On January 28, 2014, a group of 26 trekkers (aged 29 to 65 years), under the supervision of the authors, ascended one of the world’s highest mountains (Mt. Kilimanjaro, 5895 m) in 48 hours (Figure 1). While doing so, the group appears to have broken new medical ground, utilizing a new method to largely prevent, and as needed, reverse, symptoms of acute mountain sickness (AMS).
Seemingly an unlikely group of people for such a feat, the group consisted of nonathletes with little or no prior climbing experience, inhabitants of low altitudes, some with typically handicapping diagnoses such as multiple sclerosis, rheumatoid arthritis, and metastasized cancer.
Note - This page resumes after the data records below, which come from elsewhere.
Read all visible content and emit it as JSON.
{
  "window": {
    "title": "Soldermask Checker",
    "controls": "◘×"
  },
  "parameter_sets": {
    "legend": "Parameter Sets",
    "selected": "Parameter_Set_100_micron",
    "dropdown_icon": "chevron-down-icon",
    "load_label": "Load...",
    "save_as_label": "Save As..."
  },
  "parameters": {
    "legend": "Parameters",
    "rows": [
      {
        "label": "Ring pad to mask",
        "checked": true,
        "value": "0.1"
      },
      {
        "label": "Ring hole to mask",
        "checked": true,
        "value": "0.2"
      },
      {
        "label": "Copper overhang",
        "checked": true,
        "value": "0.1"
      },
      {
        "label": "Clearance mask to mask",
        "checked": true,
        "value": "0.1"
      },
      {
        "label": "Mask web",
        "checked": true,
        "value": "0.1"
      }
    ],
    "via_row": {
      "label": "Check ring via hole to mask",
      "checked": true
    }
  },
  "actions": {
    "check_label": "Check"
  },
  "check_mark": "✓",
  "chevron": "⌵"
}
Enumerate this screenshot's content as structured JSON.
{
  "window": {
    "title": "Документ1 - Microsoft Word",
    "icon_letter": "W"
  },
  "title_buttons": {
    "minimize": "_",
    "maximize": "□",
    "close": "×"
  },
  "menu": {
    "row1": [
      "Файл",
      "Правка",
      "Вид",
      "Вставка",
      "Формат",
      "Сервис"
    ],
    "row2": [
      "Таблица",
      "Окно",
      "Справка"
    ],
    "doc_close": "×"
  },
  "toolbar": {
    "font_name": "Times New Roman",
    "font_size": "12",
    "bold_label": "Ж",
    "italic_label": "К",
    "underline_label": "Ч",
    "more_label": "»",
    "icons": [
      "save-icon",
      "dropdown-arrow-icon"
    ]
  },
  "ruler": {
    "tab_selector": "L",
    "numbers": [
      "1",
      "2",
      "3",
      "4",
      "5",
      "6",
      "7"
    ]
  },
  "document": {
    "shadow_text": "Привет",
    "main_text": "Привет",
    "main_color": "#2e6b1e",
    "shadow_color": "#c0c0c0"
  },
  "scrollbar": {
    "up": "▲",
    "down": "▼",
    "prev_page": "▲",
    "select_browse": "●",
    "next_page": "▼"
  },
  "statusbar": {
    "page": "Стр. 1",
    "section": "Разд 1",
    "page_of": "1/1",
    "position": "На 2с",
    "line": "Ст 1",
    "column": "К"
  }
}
The team was predicted by mountaineering experts to fail owing to those demographics. It was assessed at the highest risk for exhaustion and altitude sickness due to very rapid ascent (4500 m per day), high final altitude (44000 m), and unknown history of AMS (according to
a recent literature review).1
Download the full PDF version of this article by clicking on the button below: